March 9, 2023

Bringing New Golfers to the Range – Kevin Britt, PGA

By Vinnie Manginelli, PGA

PGA Professional Kevin Britt grew up in Fort Myers, Florida and got his start in golf after taking a part-time job at The Forest Country Club when he was 18 years old. A baseball and football player in high school, Britt hadn’t swung a golf club before working at FCC. After attending community college in his hometown, he left for Florida State University where he was a history major.

A trip to visit some college friends in Hilton Head, South Carolina led to a summer job at Palmetto Dunes Resort in May of 1990. “That summer job turned into a career, as I ended up staying there instead of returning to Florida State,” Britt explains. “I entered the PGA apprentice program and worked my way up at Greenwood Development, the management company that oversaw several golf courses in the area.”

Britt hasn’t left South Carolina since!

He started teaching at the resort’s golf schools and conducted private lessons. He says he knew immediately that teaching and coaching was the aspect of golf that he enjoyed the most. After all, Britt had aspirations of teaching when he headed north to Tallahassee from Fort Myers a few years earlier, but his desire to educate was rekindled within the game of golf in Hilton Head.

In May of 1995, Britt was hired by PGA Professional Jimmy Koosa to teach and manage the Weed Hill Driving Range in Irmo, South Carolina.
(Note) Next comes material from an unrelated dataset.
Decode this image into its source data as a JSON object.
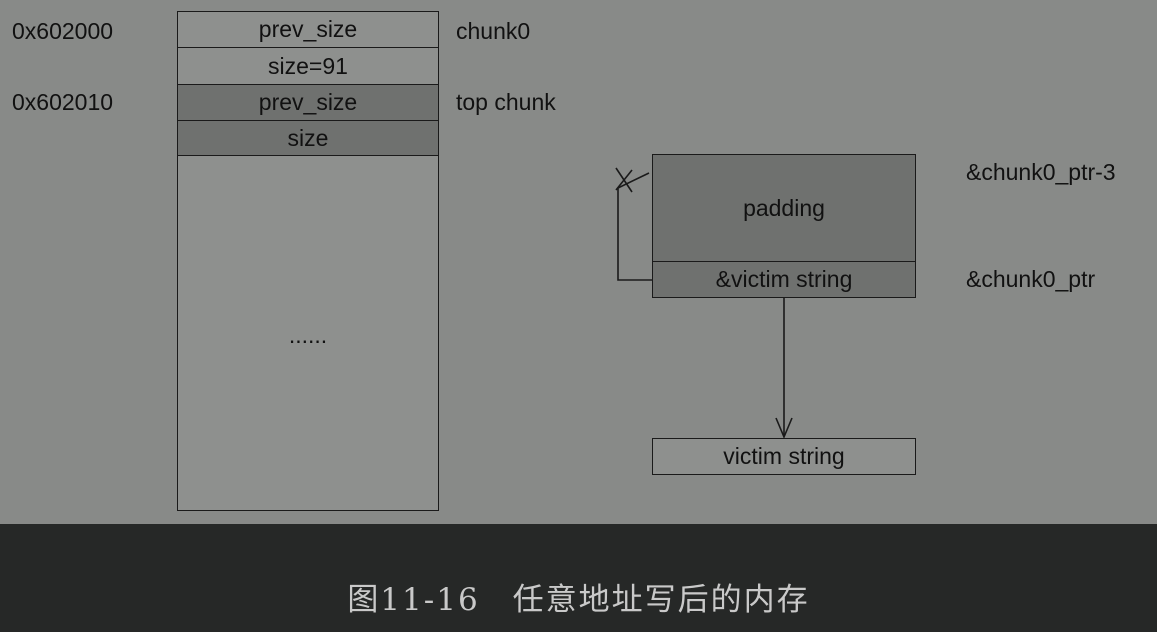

Britt spent nine years at Weed Hill before leaving for a short stint elsewhere and would soon return to Irmo for three additional years. “That’s where I first did a lot of my teaching and developed my philosophies on the golf swing and golf instruction in general,” Britt says.

He worked in and around Columbia, South Carolina from 1995 to 2016 and implemented a junior program at Weed Hill to work with some of the talented young golfers in the area. Britt says he always tries to foster a culture at his facilities where kids can learn together, play together, practice together and even compete against each other. The kids would take classes and then hang out on the putting green or range, working on their game and developing little competitions that pushed each other to get better. In fact, the competition was as big a part of their growth as the instruction itself. Many of Britt’s young students would go on to win junior events and play college golf. Dustin Johnson did a little more.

When Dustin was about 12 years old, his dad Scott was the PGA Head Professional at the Mid-Carolina Golf Club, which as fate would have it is located in Prosperity, South Carolina. Scott moved over to the Weed Hill practice facility and Dustin would be at the range all the time.

“He was one of those kids who’d just be there hitting golf balls and asking questions daily,” Britt remembers. “I worked with Dustin a lot, as did Jimmy Koosa. These sessions weren’t necessarily full lessons, but more 5-10 minutes of tweaking this and reinforcing that.” Britt says. Johnson’s desire to learn was endless, as he’d take the information shared by Britt and Koosa, work on it over the next day or so and return to learn what was next. Johnson would still be hitting balls at 10:00 at night when Britt was set to close up and head home. Eventually, he would just tell Johnson to turn out the lights when he left.

Britt had a similarly-informal relationship with his first instructors at The Forest Country Club, but would start seeing a legendary South Carolina Hall of Fame golf pro named Grant Bennett. “Grant was really the only instructor I ever had,” Britt says. As he got into teaching, Britt used books and articles to reinforce the mental and course management side of golf, as well as the technical aspects of the golf swing. Now a Golf Range Association of America (GRAA) Top 100 Growth of the Game Teaching Professional, Britt is the PGA Director of Instruction at The Carolina Country Club, an 18-hole private facility in Spartanburg, South Carolina. Celebrating two years at his current club, Britt serves about 350 members, a changing demographic with more young families and kids than ever, and he touts the early success of his junior, ladies’ and senior programming using the Operation 36 platform. He is now an Operation 36 Top 50 Master Coach.

In addition to stellar outdoor practice facilities at The Carolina Country Club, Britt has an indoor performance center with two hitting bays equipped with FlightScope, BodiTrak and V1 technology.

Britt earned the Carolinas PGA Section Youth Player Development Award in 2016 and the Section’s Player Development Award in 2021. He became a Quarter Century PGA Member in 2019 after not touching a club until his late teens and pivoting from his original college plans because of an outside operations job in Hilton Head. Over three decades, he is proud to have helped more than 100 young students earn golf scholarships, a feat he couldn’t have imagined when just breaking into the business.

His daughter Isabella is a second-year golfer at The College of Charleston, and his son Casey is also in the business, currently working at The Cliffs at Keowee Springs, in South Carolina.